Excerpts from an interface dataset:
= Beginning of Section =
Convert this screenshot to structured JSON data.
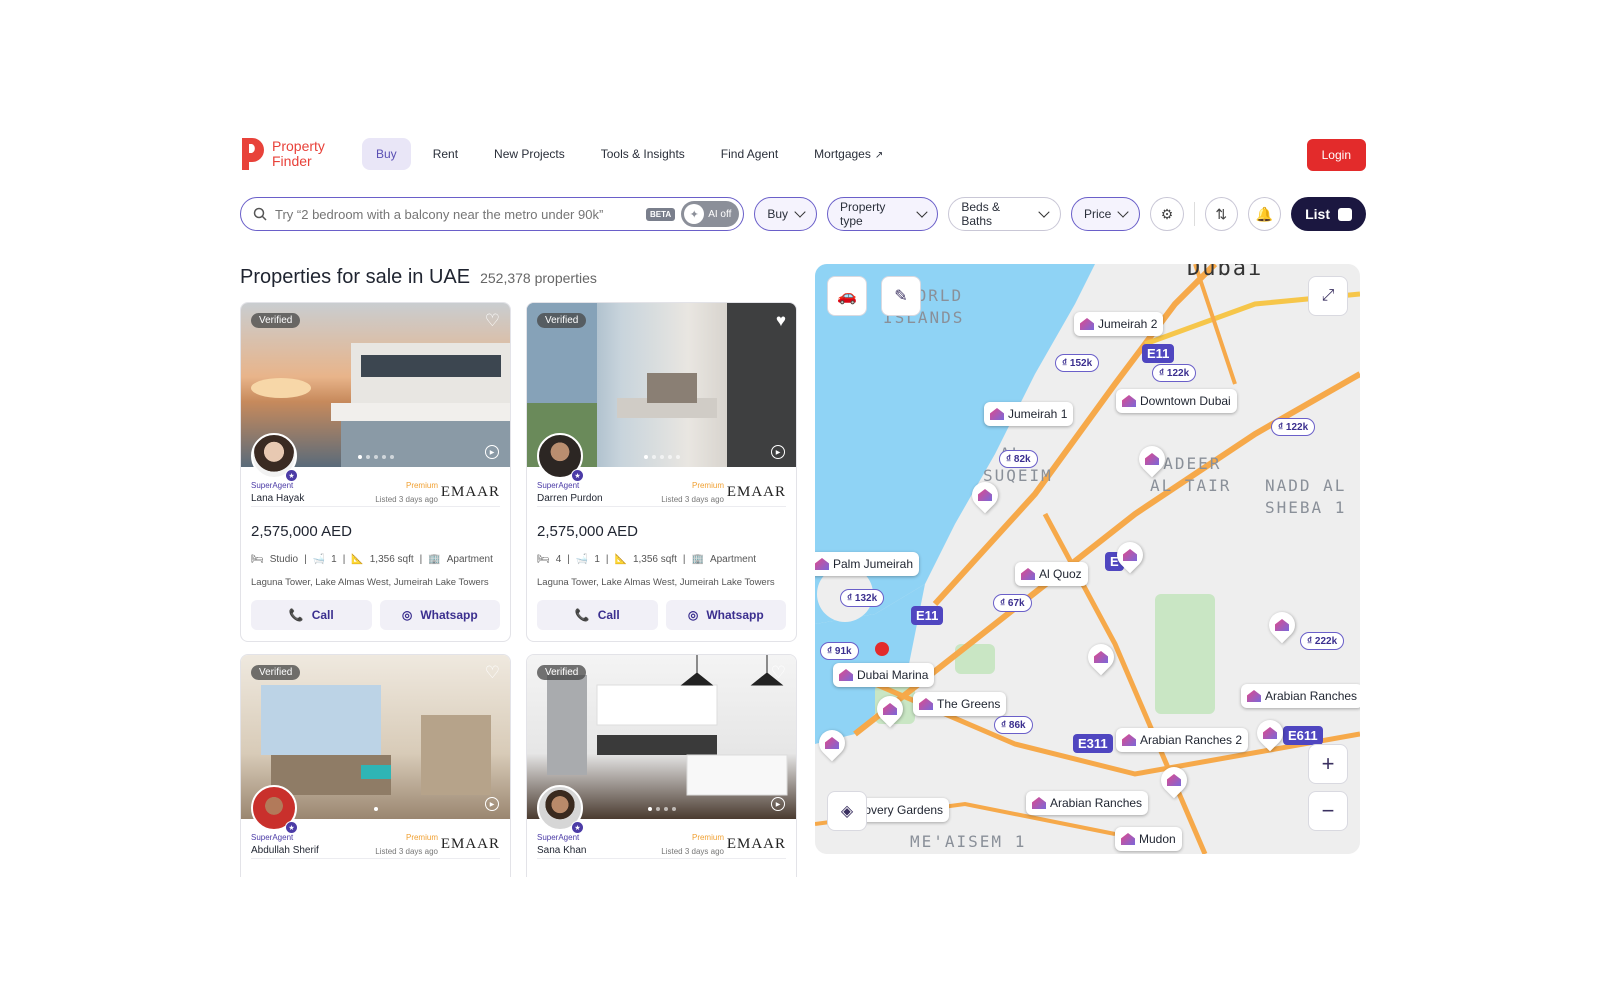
{
  "nav": {
    "logo_line1": "Property",
    "logo_line2": "Finder",
    "items": [
      "Buy",
      "Rent",
      "New Projects",
      "Tools & Insights",
      "Find Agent",
      "Mortgages"
    ],
    "login": "Login"
  },
  "search": {
    "placeholder": "Try “2 bedroom with a balcony near the metro under 90k”",
    "beta": "BETA",
    "ai": "AI off"
  },
  "filters": {
    "buy": "Buy",
    "property_type": "Property type",
    "beds_baths": "Beds & Baths",
    "price": "Price",
    "list": "List"
  },
  "heading": {
    "title": "Properties for sale in UAE",
    "count": "252,378 properties"
  },
  "cards": [
    {
      "verified": "Verified",
      "agent_tag": "SuperAgent",
      "agent": "Lana Hayak",
      "premium": "Premium",
      "listed": "Listed 3 days ago",
      "brand": "EMAAR",
      "price": "2,575,000 AED",
      "beds": "Studio",
      "baths": "1",
      "area": "1,356 sqft",
      "type": "Apartment",
      "address": "Laguna Tower, Lake Almas West, Jumeirah Lake Towers",
      "call": "Call",
      "whatsapp": "Whatsapp"
    },
    {
      "verified": "Verified",
      "agent_tag": "SuperAgent",
      "agent": "Darren Purdon",
      "premium": "Premium",
      "listed": "Listed 3 days ago",
      "brand": "EMAAR",
      "price": "2,575,000 AED",
      "beds": "4",
      "baths": "1",
      "area": "1,356 sqft",
      "type": "Apartment",
      "address": "Laguna Tower, Lake Almas West, Jumeirah Lake Towers",
      "call": "Call",
      "whatsapp": "Whatsapp"
    },
    {
      "verified": "Verified",
      "agent_tag": "SuperAgent",
      "agent": "Abdullah Sherif",
      "premium": "Premium",
      "listed": "Listed 3 days ago",
      "brand": "EMAAR"
    },
    {
      "verified": "Verified",
      "agent_tag": "SuperAgent",
      "agent": "Sana Khan",
      "premium": "Premium",
      "listed": "Listed 3 days ago",
      "brand": "EMAAR"
    }
  ],
  "map": {
    "locations": [
      "Jumeirah 2",
      "Downtown Dubai",
      "Jumeirah 1",
      "Palm Jumeirah",
      "Al Quoz",
      "Dubai Marina",
      "The Greens",
      "Arabian Ranches",
      "Arabian Ranches 2",
      "Arabian Ranches",
      "Mudon"
    ],
    "prices": [
      "₫ 152k",
      "₫ 122k",
      "₫ 122k",
      "₫ 82k",
      "₫ 132k",
      "₫ 67k",
      "₫ 91k",
      "₫ 86k",
      "₫ 222k"
    ],
    "areas": [
      "WORLD",
      "ISLANDS",
      "AL",
      "SUQEIM",
      "GHADEER",
      "AL TAIR",
      "NADD AL",
      "SHEBA 1",
      "ME'AISEM 1",
      "Dubai"
    ],
    "roads": [
      "E11",
      "E11",
      "E311",
      "E611",
      "E"
    ],
    "gardens_partial": "Discovery Gardens"
  }
}
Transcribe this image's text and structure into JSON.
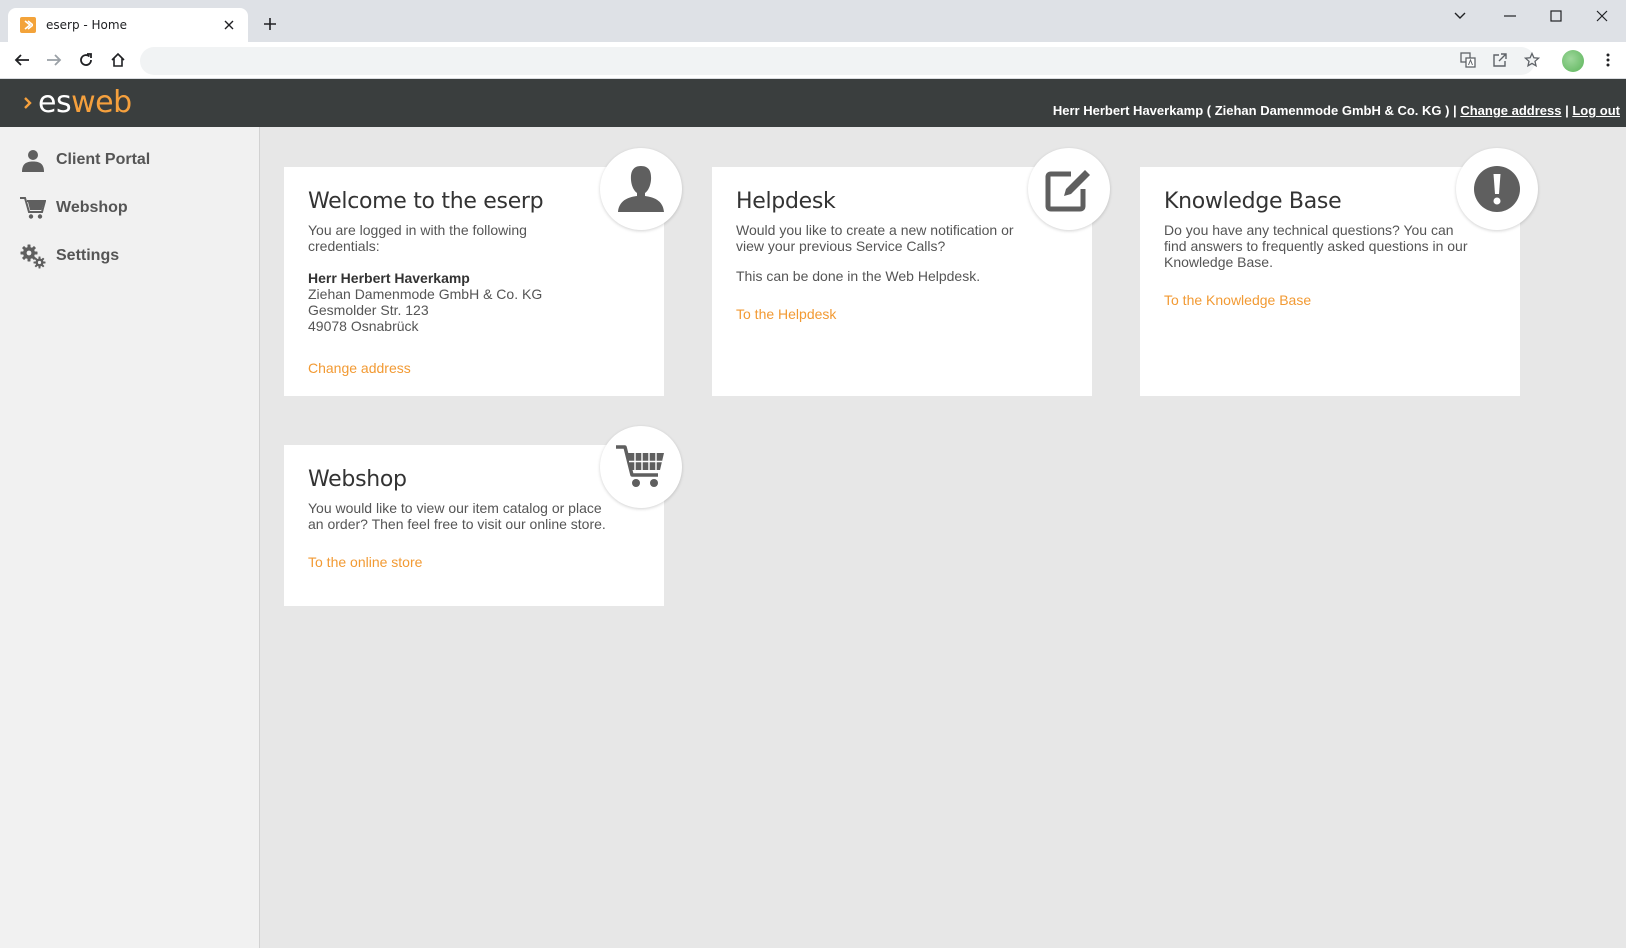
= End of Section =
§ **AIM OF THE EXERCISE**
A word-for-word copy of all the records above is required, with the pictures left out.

§ **RESULT**
Convert this screenshot to structured JSON data.
{
  "nav": {
    "logo_line1": "Property",
    "logo_line2": "Finder",
    "items": [
      "Buy",
      "Rent",
      "New Projects",
      "Tools & Insights",
      "Find Agent",
      "Mortgages"
    ],
    "login": "Login"
  },
  "search": {
    "placeholder": "Try “2 bedroom with a balcony near the metro under 90k”",
    "beta": "BETA",
    "ai": "AI off"
  },
  "filters": {
    "buy": "Buy",
    "property_type": "Property type",
    "beds_baths": "Beds & Baths",
    "price": "Price",
    "list": "List"
  },
  "heading": {
    "title": "Properties for sale in UAE",
    "count": "252,378 properties"
  },
  "cards": [
    {
      "verified": "Verified",
      "agent_tag": "SuperAgent",
      "agent": "Lana Hayak",
      "premium": "Premium",
      "listed": "Listed 3 days ago",
      "brand": "EMAAR",
      "price": "2,575,000 AED",
      "beds": "Studio",
      "baths": "1",
      "area": "1,356 sqft",
      "type": "Apartment",
      "address": "Laguna Tower, Lake Almas West, Jumeirah Lake Towers",
      "call": "Call",
      "whatsapp": "Whatsapp"
    },
    {
      "verified": "Verified",
      "agent_tag": "SuperAgent",
      "agent": "Darren Purdon",
      "premium": "Premium",
      "listed": "Listed 3 days ago",
      "brand": "EMAAR",
      "price": "2,575,000 AED",
      "beds": "4",
      "baths": "1",
      "area": "1,356 sqft",
      "type": "Apartment",
      "address": "Laguna Tower, Lake Almas West, Jumeirah Lake Towers",
      "call": "Call",
      "whatsapp": "Whatsapp"
    },
    {
      "verified": "Verified",
      "agent_tag": "SuperAgent",
      "agent": "Abdullah Sherif",
      "premium": "Premium",
      "listed": "Listed 3 days ago",
      "brand": "EMAAR"
    },
    {
      "verified": "Verified",
      "agent_tag": "SuperAgent",
      "agent": "Sana Khan",
      "premium": "Premium",
      "listed": "Listed 3 days ago",
      "brand": "EMAAR"
    }
  ],
  "map": {
    "locations": [
      "Jumeirah 2",
      "Downtown Dubai",
      "Jumeirah 1",
      "Palm Jumeirah",
      "Al Quoz",
      "Dubai Marina",
      "The Greens",
      "Arabian Ranches",
      "Arabian Ranches 2",
      "Arabian Ranches",
      "Mudon"
    ],
    "prices": [
      "₫ 152k",
      "₫ 122k",
      "₫ 122k",
      "₫ 82k",
      "₫ 132k",
      "₫ 67k",
      "₫ 91k",
      "₫ 86k",
      "₫ 222k"
    ],
    "areas": [
      "WORLD",
      "ISLANDS",
      "AL",
      "SUQEIM",
      "GHADEER",
      "AL TAIR",
      "NADD AL",
      "SHEBA 1",
      "ME'AISEM 1",
      "Dubai"
    ],
    "roads": [
      "E11",
      "E11",
      "E311",
      "E611",
      "E"
    ],
    "gardens_partial": "Discovery Gardens"
  }
}
Transcribe this image's text and structure into JSON.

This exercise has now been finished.